(Stored dataset items)
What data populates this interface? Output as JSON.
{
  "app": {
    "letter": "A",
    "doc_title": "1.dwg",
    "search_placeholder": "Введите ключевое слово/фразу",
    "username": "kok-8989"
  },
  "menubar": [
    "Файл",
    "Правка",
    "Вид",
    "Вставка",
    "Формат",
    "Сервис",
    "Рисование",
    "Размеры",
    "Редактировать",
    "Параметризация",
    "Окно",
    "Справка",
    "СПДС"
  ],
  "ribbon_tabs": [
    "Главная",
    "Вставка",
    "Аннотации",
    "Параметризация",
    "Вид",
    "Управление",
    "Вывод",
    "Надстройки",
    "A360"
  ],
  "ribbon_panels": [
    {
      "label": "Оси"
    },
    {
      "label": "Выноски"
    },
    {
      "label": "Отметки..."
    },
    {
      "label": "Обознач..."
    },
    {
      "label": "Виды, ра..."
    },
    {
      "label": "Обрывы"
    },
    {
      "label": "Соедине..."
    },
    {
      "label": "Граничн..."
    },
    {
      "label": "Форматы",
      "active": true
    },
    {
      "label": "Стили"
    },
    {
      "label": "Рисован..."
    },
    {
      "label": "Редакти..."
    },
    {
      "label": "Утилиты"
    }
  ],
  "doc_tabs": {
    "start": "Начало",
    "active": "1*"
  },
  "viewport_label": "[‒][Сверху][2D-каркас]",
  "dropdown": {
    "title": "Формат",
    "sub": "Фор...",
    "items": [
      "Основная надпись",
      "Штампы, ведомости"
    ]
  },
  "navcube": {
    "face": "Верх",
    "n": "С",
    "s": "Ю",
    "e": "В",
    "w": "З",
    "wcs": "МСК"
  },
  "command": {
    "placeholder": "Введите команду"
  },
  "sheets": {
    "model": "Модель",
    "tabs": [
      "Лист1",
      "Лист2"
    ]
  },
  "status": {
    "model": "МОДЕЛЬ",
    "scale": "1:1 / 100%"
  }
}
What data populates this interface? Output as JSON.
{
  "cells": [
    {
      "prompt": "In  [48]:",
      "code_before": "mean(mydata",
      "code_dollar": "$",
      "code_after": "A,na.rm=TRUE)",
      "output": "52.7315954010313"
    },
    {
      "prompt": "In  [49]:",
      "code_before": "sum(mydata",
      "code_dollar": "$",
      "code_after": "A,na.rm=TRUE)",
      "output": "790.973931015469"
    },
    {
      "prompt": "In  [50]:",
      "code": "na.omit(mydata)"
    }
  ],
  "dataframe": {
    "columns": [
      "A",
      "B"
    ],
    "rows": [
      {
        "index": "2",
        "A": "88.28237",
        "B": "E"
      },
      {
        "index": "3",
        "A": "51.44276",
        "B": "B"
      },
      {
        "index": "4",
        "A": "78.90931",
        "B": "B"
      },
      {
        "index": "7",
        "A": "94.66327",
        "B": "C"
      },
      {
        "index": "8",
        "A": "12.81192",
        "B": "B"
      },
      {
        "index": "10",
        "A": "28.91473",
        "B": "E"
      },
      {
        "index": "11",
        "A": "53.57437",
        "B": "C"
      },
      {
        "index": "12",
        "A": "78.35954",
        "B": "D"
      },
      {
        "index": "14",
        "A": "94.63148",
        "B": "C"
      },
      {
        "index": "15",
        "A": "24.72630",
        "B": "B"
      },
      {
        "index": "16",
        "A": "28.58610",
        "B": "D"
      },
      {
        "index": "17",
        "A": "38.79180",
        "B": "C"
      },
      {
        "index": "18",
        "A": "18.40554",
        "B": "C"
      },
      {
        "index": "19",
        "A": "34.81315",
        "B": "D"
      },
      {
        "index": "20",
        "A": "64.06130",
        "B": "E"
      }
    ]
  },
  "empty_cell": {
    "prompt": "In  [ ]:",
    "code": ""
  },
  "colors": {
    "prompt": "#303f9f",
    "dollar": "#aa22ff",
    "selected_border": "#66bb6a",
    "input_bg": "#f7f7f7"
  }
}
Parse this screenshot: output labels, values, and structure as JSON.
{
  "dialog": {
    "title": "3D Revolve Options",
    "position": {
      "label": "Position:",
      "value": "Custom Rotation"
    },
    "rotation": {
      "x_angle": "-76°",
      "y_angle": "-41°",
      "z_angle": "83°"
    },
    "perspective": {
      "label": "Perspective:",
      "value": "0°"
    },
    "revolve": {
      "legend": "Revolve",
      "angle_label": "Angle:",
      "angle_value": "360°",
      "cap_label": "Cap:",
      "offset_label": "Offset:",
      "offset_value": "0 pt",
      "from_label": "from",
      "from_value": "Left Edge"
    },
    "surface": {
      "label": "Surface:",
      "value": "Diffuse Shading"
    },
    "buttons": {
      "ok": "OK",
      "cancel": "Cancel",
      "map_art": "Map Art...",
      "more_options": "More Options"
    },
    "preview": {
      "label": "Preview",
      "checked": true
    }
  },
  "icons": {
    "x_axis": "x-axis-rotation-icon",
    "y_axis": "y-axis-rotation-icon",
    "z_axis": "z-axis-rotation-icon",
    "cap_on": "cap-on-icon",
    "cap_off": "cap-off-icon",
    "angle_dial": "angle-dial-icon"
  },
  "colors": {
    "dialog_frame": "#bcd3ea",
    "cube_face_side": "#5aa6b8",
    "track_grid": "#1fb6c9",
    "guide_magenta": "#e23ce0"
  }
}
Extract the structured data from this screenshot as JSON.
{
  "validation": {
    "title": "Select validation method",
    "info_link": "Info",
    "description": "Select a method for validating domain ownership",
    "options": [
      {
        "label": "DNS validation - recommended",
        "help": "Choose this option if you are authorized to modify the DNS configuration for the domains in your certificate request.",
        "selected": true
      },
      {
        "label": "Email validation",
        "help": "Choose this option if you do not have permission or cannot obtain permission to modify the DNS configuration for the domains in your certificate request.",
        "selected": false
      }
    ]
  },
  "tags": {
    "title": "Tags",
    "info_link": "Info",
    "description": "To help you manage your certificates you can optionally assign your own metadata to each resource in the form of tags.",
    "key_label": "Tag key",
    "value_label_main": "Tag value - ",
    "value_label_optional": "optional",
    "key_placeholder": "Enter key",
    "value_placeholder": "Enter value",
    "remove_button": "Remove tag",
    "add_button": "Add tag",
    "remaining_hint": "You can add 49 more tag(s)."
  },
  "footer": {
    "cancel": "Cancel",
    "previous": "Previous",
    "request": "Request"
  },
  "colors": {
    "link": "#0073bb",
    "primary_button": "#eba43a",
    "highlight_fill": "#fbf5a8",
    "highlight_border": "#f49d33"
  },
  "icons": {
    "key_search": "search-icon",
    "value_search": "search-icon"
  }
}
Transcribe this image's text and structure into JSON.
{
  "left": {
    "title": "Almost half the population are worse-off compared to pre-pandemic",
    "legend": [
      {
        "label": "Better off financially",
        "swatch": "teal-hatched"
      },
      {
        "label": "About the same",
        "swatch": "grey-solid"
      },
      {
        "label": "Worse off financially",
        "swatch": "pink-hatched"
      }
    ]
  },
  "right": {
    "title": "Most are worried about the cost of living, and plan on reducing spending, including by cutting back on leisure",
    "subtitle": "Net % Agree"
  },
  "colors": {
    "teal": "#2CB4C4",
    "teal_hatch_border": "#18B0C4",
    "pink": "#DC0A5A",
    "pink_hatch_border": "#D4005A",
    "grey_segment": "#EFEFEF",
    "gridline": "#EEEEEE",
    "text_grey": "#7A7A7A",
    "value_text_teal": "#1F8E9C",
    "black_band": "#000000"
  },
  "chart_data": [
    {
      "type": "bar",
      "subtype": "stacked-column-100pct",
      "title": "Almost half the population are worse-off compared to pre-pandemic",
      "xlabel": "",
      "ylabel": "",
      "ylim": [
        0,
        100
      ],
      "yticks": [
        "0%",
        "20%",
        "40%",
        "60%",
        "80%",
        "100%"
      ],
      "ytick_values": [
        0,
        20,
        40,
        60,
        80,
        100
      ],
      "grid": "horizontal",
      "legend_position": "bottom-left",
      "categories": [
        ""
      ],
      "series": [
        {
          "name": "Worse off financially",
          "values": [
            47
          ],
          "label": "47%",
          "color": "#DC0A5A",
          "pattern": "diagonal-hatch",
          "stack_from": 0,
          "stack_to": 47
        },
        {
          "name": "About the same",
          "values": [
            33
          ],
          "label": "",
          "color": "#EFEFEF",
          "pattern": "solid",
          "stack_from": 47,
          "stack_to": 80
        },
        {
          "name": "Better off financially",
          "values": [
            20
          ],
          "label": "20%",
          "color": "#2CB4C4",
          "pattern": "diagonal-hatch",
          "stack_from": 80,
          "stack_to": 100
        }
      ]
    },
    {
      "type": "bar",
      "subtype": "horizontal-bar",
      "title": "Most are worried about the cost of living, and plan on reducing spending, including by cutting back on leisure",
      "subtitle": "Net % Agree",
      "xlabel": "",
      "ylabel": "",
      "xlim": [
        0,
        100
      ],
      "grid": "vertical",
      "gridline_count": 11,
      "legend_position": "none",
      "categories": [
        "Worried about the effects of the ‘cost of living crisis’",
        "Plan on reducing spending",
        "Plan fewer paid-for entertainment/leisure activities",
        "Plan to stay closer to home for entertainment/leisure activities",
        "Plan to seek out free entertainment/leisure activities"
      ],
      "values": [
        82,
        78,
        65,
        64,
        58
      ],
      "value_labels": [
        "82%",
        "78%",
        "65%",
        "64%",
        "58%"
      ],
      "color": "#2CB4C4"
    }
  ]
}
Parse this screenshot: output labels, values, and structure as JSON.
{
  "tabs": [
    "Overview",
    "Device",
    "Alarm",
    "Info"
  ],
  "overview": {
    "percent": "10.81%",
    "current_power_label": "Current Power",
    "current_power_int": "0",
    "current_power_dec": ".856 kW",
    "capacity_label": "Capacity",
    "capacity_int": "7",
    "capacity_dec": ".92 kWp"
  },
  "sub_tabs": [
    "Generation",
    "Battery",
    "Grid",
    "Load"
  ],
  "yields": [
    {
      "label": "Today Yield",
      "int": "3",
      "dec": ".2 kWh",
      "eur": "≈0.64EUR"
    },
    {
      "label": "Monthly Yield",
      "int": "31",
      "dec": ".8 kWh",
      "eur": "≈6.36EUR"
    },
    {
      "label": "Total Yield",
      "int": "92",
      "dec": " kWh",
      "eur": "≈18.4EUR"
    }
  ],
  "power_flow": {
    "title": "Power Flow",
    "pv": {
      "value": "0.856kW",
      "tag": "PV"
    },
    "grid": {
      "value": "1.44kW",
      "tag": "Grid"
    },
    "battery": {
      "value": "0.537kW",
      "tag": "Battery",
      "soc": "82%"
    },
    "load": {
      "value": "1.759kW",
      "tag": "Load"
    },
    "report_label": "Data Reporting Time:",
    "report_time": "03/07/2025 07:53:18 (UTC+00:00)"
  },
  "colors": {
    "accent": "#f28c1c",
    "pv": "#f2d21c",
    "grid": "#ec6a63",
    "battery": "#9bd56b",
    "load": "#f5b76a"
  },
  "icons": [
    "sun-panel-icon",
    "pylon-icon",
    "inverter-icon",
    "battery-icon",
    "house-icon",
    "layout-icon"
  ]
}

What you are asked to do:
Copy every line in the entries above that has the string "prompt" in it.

Solution for this task:
      "prompt": "In  [48]:",
      "prompt": "In  [49]:",
      "prompt": "In  [50]:",
    "prompt": "In  [ ]:",
    "prompt": "#303f9f",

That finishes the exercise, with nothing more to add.